[RECORDS SUPPLIED — start]

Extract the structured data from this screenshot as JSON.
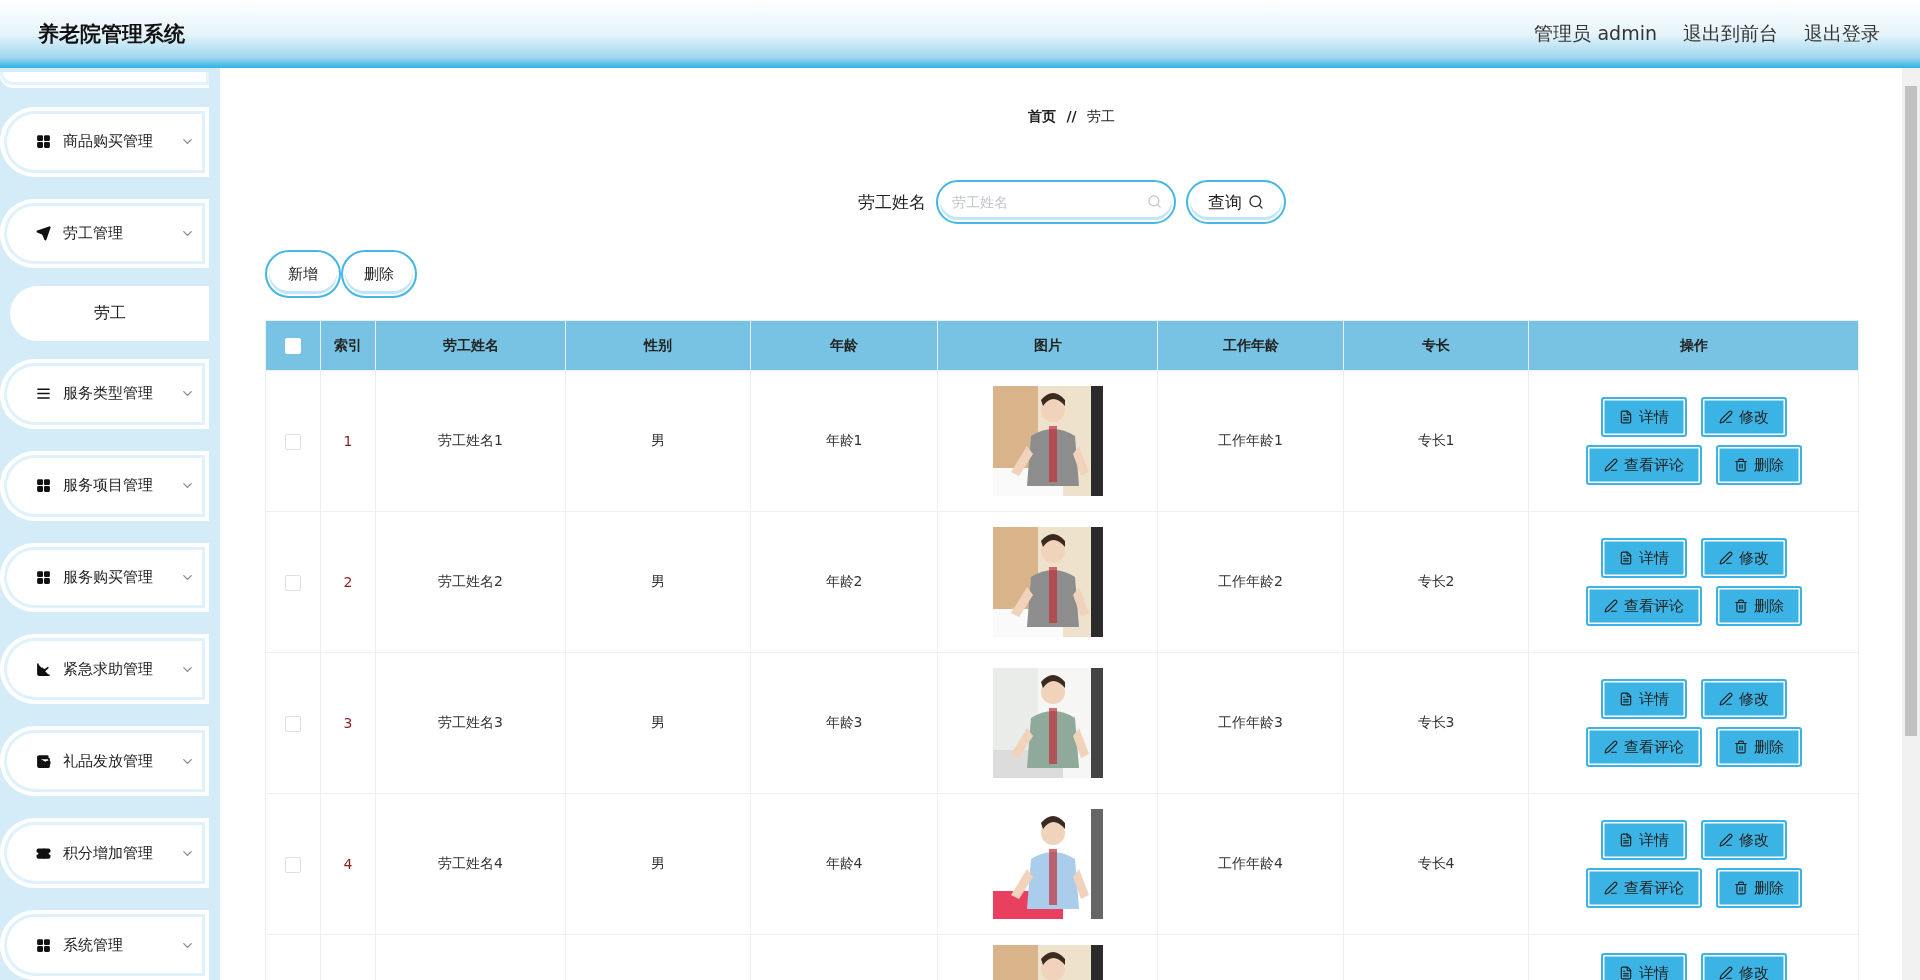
{
  "header": {
    "title": "养老院管理系统",
    "links": [
      "管理员 admin",
      "退出到前台",
      "退出登录"
    ]
  },
  "sidebar": {
    "items": [
      {
        "label": "商品购买管理",
        "kind": "grid",
        "expanded": false
      },
      {
        "label": "劳工管理",
        "kind": "send",
        "expanded": true,
        "children": [
          {
            "label": "劳工",
            "selected": true
          }
        ]
      },
      {
        "label": "服务类型管理",
        "kind": "list",
        "expanded": false
      },
      {
        "label": "服务项目管理",
        "kind": "grid",
        "expanded": false
      },
      {
        "label": "服务购买管理",
        "kind": "grid",
        "expanded": false
      },
      {
        "label": "紧急求助管理",
        "kind": "chart",
        "expanded": false
      },
      {
        "label": "礼品发放管理",
        "kind": "wallet",
        "expanded": false
      },
      {
        "label": "积分增加管理",
        "kind": "ticket",
        "expanded": false
      },
      {
        "label": "系统管理",
        "kind": "grid",
        "expanded": false
      }
    ]
  },
  "breadcrumb": [
    "首页",
    "//",
    "劳工"
  ],
  "search": {
    "label": "劳工姓名",
    "placeholder": "劳工姓名",
    "button": "查询"
  },
  "toolbar": [
    "新增",
    "删除"
  ],
  "table": {
    "columns": [
      "索引",
      "劳工姓名",
      "性别",
      "年龄",
      "图片",
      "工作年龄",
      "专长",
      "操作"
    ],
    "header_checked": false,
    "rows": [
      {
        "checked": false,
        "cells": [
          "1",
          "劳工姓名1",
          "男",
          "年龄1"
        ],
        "picture": {
          "kind": "picture"
        },
        "cells_after": [
          "工作年龄1",
          "专长1"
        ],
        "actions": [
          {
            "label": "详情",
            "kind": "detail"
          },
          {
            "label": "修改",
            "kind": "edit"
          },
          {
            "label": "查看评论",
            "kind": "edit"
          },
          {
            "label": "删除",
            "kind": "delete"
          }
        ]
      },
      {
        "checked": false,
        "cells": [
          "2",
          "劳工姓名2",
          "男",
          "年龄2"
        ],
        "picture": {
          "kind": "picture"
        },
        "cells_after": [
          "工作年龄2",
          "专长2"
        ],
        "actions": [
          {
            "label": "详情",
            "kind": "detail"
          },
          {
            "label": "修改",
            "kind": "edit"
          },
          {
            "label": "查看评论",
            "kind": "edit"
          },
          {
            "label": "删除",
            "kind": "delete"
          }
        ]
      },
      {
        "checked": false,
        "cells": [
          "3",
          "劳工姓名3",
          "男",
          "年龄3"
        ],
        "picture": {
          "kind": "picture"
        },
        "cells_after": [
          "工作年龄3",
          "专长3"
        ],
        "actions": [
          {
            "label": "详情",
            "kind": "detail"
          },
          {
            "label": "修改",
            "kind": "edit"
          },
          {
            "label": "查看评论",
            "kind": "edit"
          },
          {
            "label": "删除",
            "kind": "delete"
          }
        ]
      },
      {
        "checked": false,
        "cells": [
          "4",
          "劳工姓名4",
          "男",
          "年龄4"
        ],
        "picture": {
          "kind": "picture"
        },
        "cells_after": [
          "工作年龄4",
          "专长4"
        ],
        "actions": [
          {
            "label": "详情",
            "kind": "detail"
          },
          {
            "label": "修改",
            "kind": "edit"
          },
          {
            "label": "查看评论",
            "kind": "edit"
          },
          {
            "label": "删除",
            "kind": "delete"
          }
        ]
      },
      {
        "picture": {
          "kind": "picture"
        },
        "actions": [
          {
            "label": "详情",
            "kind": "detail"
          },
          {
            "label": "修改",
            "kind": "edit"
          }
        ]
      }
    ]
  }
}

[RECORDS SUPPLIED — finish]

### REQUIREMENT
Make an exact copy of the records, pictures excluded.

### RESPONSE TO THE TASK
Extract the structured data from this screenshot as JSON.
{
  "header": {
    "title": "养老院管理系统",
    "links": [
      "管理员 admin",
      "退出到前台",
      "退出登录"
    ]
  },
  "sidebar": {
    "items": [
      {
        "label": "商品购买管理",
        "kind": "grid",
        "expanded": false
      },
      {
        "label": "劳工管理",
        "kind": "send",
        "expanded": true,
        "children": [
          {
            "label": "劳工",
            "selected": true
          }
        ]
      },
      {
        "label": "服务类型管理",
        "kind": "list",
        "expanded": false
      },
      {
        "label": "服务项目管理",
        "kind": "grid",
        "expanded": false
      },
      {
        "label": "服务购买管理",
        "kind": "grid",
        "expanded": false
      },
      {
        "label": "紧急求助管理",
        "kind": "chart",
        "expanded": false
      },
      {
        "label": "礼品发放管理",
        "kind": "wallet",
        "expanded": false
      },
      {
        "label": "积分增加管理",
        "kind": "ticket",
        "expanded": false
      },
      {
        "label": "系统管理",
        "kind": "grid",
        "expanded": false
      }
    ]
  },
  "breadcrumb": [
    "首页",
    "//",
    "劳工"
  ],
  "search": {
    "label": "劳工姓名",
    "placeholder": "劳工姓名",
    "button": "查询"
  },
  "toolbar": [
    "新增",
    "删除"
  ],
  "table": {
    "columns": [
      "索引",
      "劳工姓名",
      "性别",
      "年龄",
      "图片",
      "工作年龄",
      "专长",
      "操作"
    ],
    "header_checked": false,
    "rows": [
      {
        "checked": false,
        "cells": [
          "1",
          "劳工姓名1",
          "男",
          "年龄1"
        ],
        "picture": {
          "kind": "picture"
        },
        "cells_after": [
          "工作年龄1",
          "专长1"
        ],
        "actions": [
          {
            "label": "详情",
            "kind": "detail"
          },
          {
            "label": "修改",
            "kind": "edit"
          },
          {
            "label": "查看评论",
            "kind": "edit"
          },
          {
            "label": "删除",
            "kind": "delete"
          }
        ]
      },
      {
        "checked": false,
        "cells": [
          "2",
          "劳工姓名2",
          "男",
          "年龄2"
        ],
        "picture": {
          "kind": "picture"
        },
        "cells_after": [
          "工作年龄2",
          "专长2"
        ],
        "actions": [
          {
            "label": "详情",
            "kind": "detail"
          },
          {
            "label": "修改",
            "kind": "edit"
          },
          {
            "label": "查看评论",
            "kind": "edit"
          },
          {
            "label": "删除",
            "kind": "delete"
          }
        ]
      },
      {
        "checked": false,
        "cells": [
          "3",
          "劳工姓名3",
          "男",
          "年龄3"
        ],
        "picture": {
          "kind": "picture"
        },
        "cells_after": [
          "工作年龄3",
          "专长3"
        ],
        "actions": [
          {
            "label": "详情",
            "kind": "detail"
          },
          {
            "label": "修改",
            "kind": "edit"
          },
          {
            "label": "查看评论",
            "kind": "edit"
          },
          {
            "label": "删除",
            "kind": "delete"
          }
        ]
      },
      {
        "checked": false,
        "cells": [
          "4",
          "劳工姓名4",
          "男",
          "年龄4"
        ],
        "picture": {
          "kind": "picture"
        },
        "cells_after": [
          "工作年龄4",
          "专长4"
        ],
        "actions": [
          {
            "label": "详情",
            "kind": "detail"
          },
          {
            "label": "修改",
            "kind": "edit"
          },
          {
            "label": "查看评论",
            "kind": "edit"
          },
          {
            "label": "删除",
            "kind": "delete"
          }
        ]
      },
      {
        "picture": {
          "kind": "picture"
        },
        "actions": [
          {
            "label": "详情",
            "kind": "detail"
          },
          {
            "label": "修改",
            "kind": "edit"
          }
        ]
      }
    ]
  }
}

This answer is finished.